The day after we started the climb with the day light. There was maybe 25+ climbers on the face but nobody on our route. It was a perfect blue bird day, not too cold, not windy. One of those days I like. The climb was nice, not too hard and more varied on top.
When we got closer to the top we saw the clouds coming from Italy on the South side and we realised we had to rush. We did not go all the way up to the Young peak. We traversed right, Abseiled down and reached the Col des Jorasses. No drinking, no photos, no relaxing time. We had to hurrry up, packed the climbing gear as fast as possible and unpacked the canopies. The clouds were on us. The wind was not coming from the North anymore but from the South although we had some small cycles coming form the North. Mika helped me to take off during one of those short windows. I kept watching behind seeing his canopy going up and then down and up again. The South wind got stronger and it was a bit of a struggle for him to take off even though he is a much better pilot than I am. Finally I saw him in the sky. Phew!
The atmosphere was almost magnetic. The flight back home was stunning with the clouds, the lights, the big face just behind and the crevassed glacier of Mt Mallet underneath. I had never flight in this area and once again I was amazed by the beauty of the peaks, ridges and glaciers around me. It is such a fantastic terrain!
I’m publishing the photo below to share the “drop bag” beta Mika showed me. Flying with a heavy bag pack full of gear is tough on the shoulders and not so pleasant. Dropping the bag is way more fun. So here is what we did : before to take off, add a long sling (120cm) in the lock biners of the risers. On the back pack put another long sling holding the two shoulder straps and connect the two slings with a lock biner, paying attention with the risers. When you drop your bag, you want it to go underneath you, not around one of your riser. And obviously it has to be even. The last thing is that the back pack should not be too far low. For piloting and for landing it’s better to have the back pack between the knees and feet.
Below is a rough drawing of the two flights we did for those who are interested. Flying saved us four hours of walking to the Leschaux hut on the first day (Aiguille du Midi – Leschaux Glacier) and six hours or more of hiking down on the second day (Col des Jorasses – Chamonix). Plus, it was fun!
Regarding the gear… the lighter, the more fun… I fly with an Ultralight 3 in 19m2 and I have a Neo String. In total it adds 2345grs to the normal climbing gear. But it really worth it. The ultralight is very compactable and I could fit in my Scrambler (30 liters) everything. I’m amazed by all the improvement the gear has seen in the last 3 years in term of weight and reliability. The Laser Speed light, the Sirocco, the new Baturas, the Ghost Whisperer and the Ultralight and Neo are great examples.

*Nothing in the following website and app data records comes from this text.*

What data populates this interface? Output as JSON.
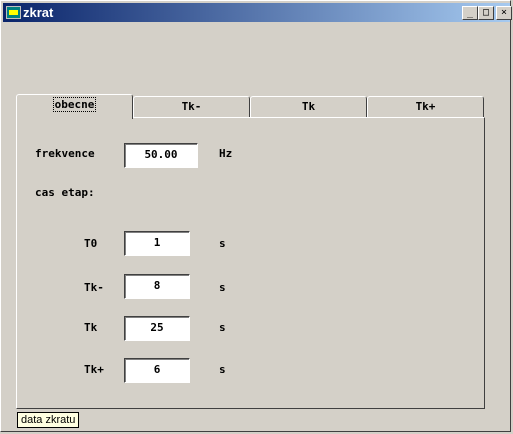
{
  "window": {
    "title": "zkrat",
    "buttons": {
      "minimize": "_",
      "maximize": "□",
      "close": "×"
    }
  },
  "tabs": [
    {
      "label": "obecne",
      "active": true
    },
    {
      "label": "Tk-",
      "active": false
    },
    {
      "label": "Tk",
      "active": false
    },
    {
      "label": "Tk+",
      "active": false
    }
  ],
  "form": {
    "frequency": {
      "label": "frekvence",
      "value": "50.00",
      "unit": "Hz"
    },
    "stages_heading": "cas etap:",
    "stages": [
      {
        "label": "T0",
        "value": "1",
        "unit": "s"
      },
      {
        "label": "Tk-",
        "value": "8",
        "unit": "s"
      },
      {
        "label": "Tk",
        "value": "25",
        "unit": "s"
      },
      {
        "label": "Tk+",
        "value": "6",
        "unit": "s"
      }
    ]
  },
  "tooltip": "data zkratu",
  "colors": {
    "titlebar_start": "#0a246a",
    "titlebar_end": "#a6caf0",
    "face": "#d4d0c8",
    "tooltip_bg": "#ffffe1"
  }
}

But the most important… it’s not what we do that counts. It’s with whom we do it. Sharing the experience, sharing the adventure with one of my good friends is of more value than the climb or the summit itself. Thanks a lot Mika for roping, flying, laughing and rushing together. It was a great one!